Although the exact date isn’t yet known, the OEM release for Windows 8.1 is likely to occur during the final week of the month. Given that the 26th of August is a Monday, it’s not impossible that this date could follow the OEM release for Windows 8 by exactly one year. OTOH, everybody hates Mondays, so the OEM release could easily fall a bit later in the week instead. But at least one source — Russian language site Microsoftportal.net — has claimed that the RTM (OEM release) date could fall as early as August 16th. In two to four weeks, we’ll know for sure!
The OEM release will be made public soon, probably during the final week of August (just like Windows 8 itself was).
What does the OEM release signal?
1. That the OS is final enough to hand over to equipment makers, who will start converting their OS builds to new images, and create the infrastructure necessary to pre-install lots of copies of 8.1 as part of their normal manufacturing process.
2. That the OS will be made available through MSDN and the Windows Store to those who wish to upgrade on a onsie-twosie basis, or for organizations that might conceivably wish to start working on their own infrastructure changes to build and distribute Windows 8.1 images (not likely to be a common occurrence, though some early adopters are likely to start digging into the newest desktop version, perhaps including some laggards who are being forced to give up on XP with the end of all support scheduled for next year).

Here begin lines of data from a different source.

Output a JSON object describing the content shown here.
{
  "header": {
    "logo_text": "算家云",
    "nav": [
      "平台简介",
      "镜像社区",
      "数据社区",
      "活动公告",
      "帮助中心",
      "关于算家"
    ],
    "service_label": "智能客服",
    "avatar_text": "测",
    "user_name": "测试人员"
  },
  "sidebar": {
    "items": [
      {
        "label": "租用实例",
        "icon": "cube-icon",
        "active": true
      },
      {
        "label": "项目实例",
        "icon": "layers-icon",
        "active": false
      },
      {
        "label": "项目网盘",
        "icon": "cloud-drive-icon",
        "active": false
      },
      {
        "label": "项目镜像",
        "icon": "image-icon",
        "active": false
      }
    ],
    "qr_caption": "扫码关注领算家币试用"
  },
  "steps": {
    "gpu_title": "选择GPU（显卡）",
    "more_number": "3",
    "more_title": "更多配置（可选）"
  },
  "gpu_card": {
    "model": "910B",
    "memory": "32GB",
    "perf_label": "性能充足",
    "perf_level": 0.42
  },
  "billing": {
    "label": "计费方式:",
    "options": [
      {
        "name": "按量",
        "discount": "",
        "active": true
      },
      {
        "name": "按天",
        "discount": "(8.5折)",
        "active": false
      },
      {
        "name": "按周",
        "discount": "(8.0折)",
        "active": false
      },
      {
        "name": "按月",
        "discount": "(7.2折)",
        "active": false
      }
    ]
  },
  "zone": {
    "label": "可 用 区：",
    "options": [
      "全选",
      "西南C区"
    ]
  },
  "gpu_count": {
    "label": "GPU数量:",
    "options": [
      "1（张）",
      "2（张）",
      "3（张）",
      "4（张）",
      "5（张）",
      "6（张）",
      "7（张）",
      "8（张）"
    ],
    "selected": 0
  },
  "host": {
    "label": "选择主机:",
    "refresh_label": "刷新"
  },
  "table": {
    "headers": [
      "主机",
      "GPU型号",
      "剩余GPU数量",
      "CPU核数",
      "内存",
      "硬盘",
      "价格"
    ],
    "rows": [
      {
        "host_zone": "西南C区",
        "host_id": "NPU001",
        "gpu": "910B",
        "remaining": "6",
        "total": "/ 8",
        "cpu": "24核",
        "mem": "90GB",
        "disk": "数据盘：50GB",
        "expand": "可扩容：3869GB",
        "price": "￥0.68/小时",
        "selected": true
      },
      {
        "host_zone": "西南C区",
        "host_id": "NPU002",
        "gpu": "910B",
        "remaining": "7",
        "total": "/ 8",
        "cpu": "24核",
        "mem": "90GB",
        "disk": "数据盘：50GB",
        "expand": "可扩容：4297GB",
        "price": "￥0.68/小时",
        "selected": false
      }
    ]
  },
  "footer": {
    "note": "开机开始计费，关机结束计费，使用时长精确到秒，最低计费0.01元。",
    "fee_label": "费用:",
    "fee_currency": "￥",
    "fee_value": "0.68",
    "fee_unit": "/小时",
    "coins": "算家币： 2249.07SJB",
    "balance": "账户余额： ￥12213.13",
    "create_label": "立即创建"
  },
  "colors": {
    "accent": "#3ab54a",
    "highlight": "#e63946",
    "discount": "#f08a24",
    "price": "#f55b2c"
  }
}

3. That we’ll have a pretty darn good idea of what the final release of Windows 8.1 is going to look like: MS will release updates to the RTM version when the GA (General Availability) release goes public in October, but it’s unlikely to see any major changes after the RTM release gets into the OEMs’ hands.